Skip to content

Back to the Web of the 90s

meta web3

Over the past months, I have been reading more and more posts where people are saying they miss the vibe of the 90s web. Even though I wasn’t alive to see how that web was, I still remember the website of my high school filled with overly saturated colors, GIFs and iframes. Not only that characterizes some of the pages of the early web, but also the pixelation and the footers saying to use X or Y browser.

We know those kinds of websites are a mirage nowadays, but some of them are still accessible via the Internet Archive. There is one really interesting service called Neocities, which I talked about in the past, that aims to bring the glory of the Geocities to today’s web.

It’s amazing to see how those “retro” websites emanate personality: from the simplest GIF to the hyper customized text, from the guestbooks to the easter eggs. Those were mostly written by hand with no automatic generation. It’s just a completely different feeling from what we have right now.

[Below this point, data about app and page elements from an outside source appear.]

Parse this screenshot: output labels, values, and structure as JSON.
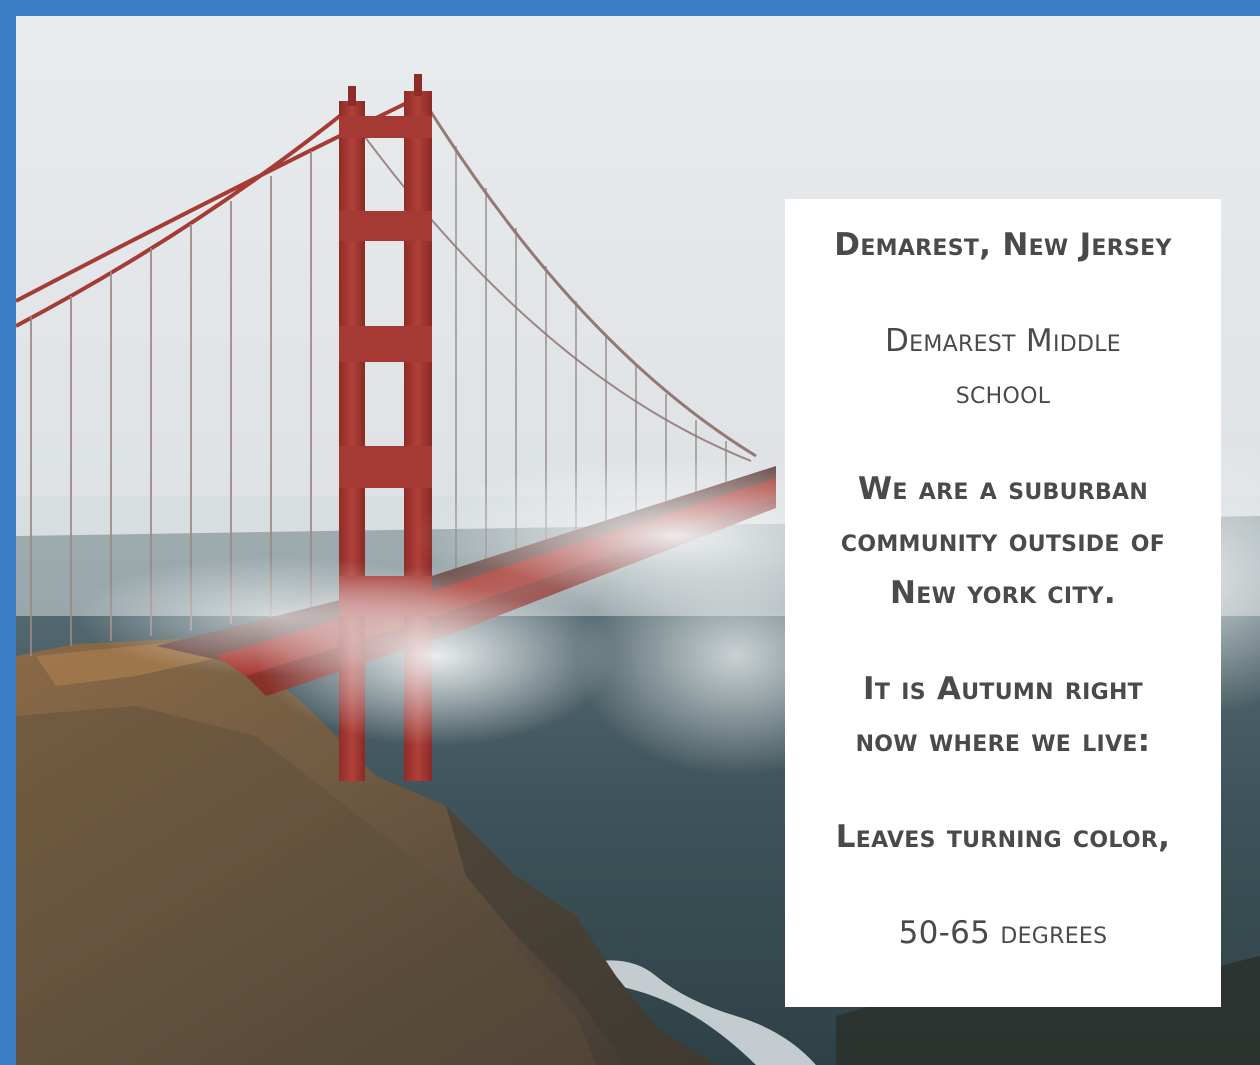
{
  "colors": {
    "border": "#3a7ec4",
    "card_background": "#ffffff",
    "text": "#4a4a4a",
    "bridge": "#a8352f",
    "water": "#3c5258",
    "cliff": "#6e5a40",
    "sky": "#e3e6e8"
  },
  "photo": {
    "subject": "red suspension bridge in fog above rocky cliff and sea"
  },
  "card": {
    "location": "Demarest, New Jersey",
    "school_line1": "Demarest Middle",
    "school_line2": "school",
    "community_line1": "We are a suburban",
    "community_line2": "community outside of",
    "community_line3": "New york city.",
    "season_line1": "It is Autumn right",
    "season_line2": "now where we live:",
    "leaves": "Leaves turning color,",
    "temperature": "50-65 degrees"
  }
}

I barely remember when I first created this website, but I believe it was by hand, and it must’ve been fun. Shortly after, I moved to Hugo, a static website generator, and I’ve never looked back. Although Hugo allows us to create websites with ease, we still have tons of customization power because it just does exactly what we want to.

On his essay, Parimal talks about how today’s websites are mainly built towards product selling or marketing. It’s a really good post and I recommend you all to read it.

With all of thing being said, I have been tweaking my website. “Again?”, you ask. “Yes, again”, I say. My website has changed a lot over the few years since it exists (5 years I believe), but mostly on the past months, probably due to my discovery of the IndieWeb and the pandemic we’re living right now.

My idea for this website is to make it a hub of my online identity and that’s what I’ve been building over the past months: from the now page to the watches page, everything tries to show a bit more of me and what I like.

To bring more of the 90s vibe to this website - I hope - I decided to add more emojis and GIFs everywhere. The emojis are actually just a comeback because I already used them immensely in the past. I’m actually using Twemoji from Twitter to make the emojis look the same cross-platform. I’m self-hosting everything though so I don’t need to rely on external CDNs. However, let me know what you think.

In addition to just adding emojis and GIFs, I decided to make my home page more personal instead of just a listing of my most recent posts. It now features a brief description of myself, a summary of what I am doing right now, links for featured posts, links to other pages - hence removing the “More” page - and, last but not the least, a link to my guestbook.

With this update, I’m hoping to make this website more alive. Even though the mobile version hasn’t changed that much - mainly due to the device’s screen size -, the desktop version is much richer and entertaining, hopefully. I’m trying to join the old with some modern, yet interesting, features such as webmentions.

A more subtle change I made was to change the dates on this website to use the Holocene Calendar which adds exactly 10 000 years to the current year, being the first year placed in the beginning of the Holocene era.

Writing on a guestbook

Let’s bring the web more personality, more presence, more uniqueness. Let’s be the painters 🎨 of our own identity.

Feel free to check out my guestbook and leave a comment! You can just say “hi” if you want, I’ll deeply appreciate it πŸ˜ƒ Do you have suggestions, leave a comment too!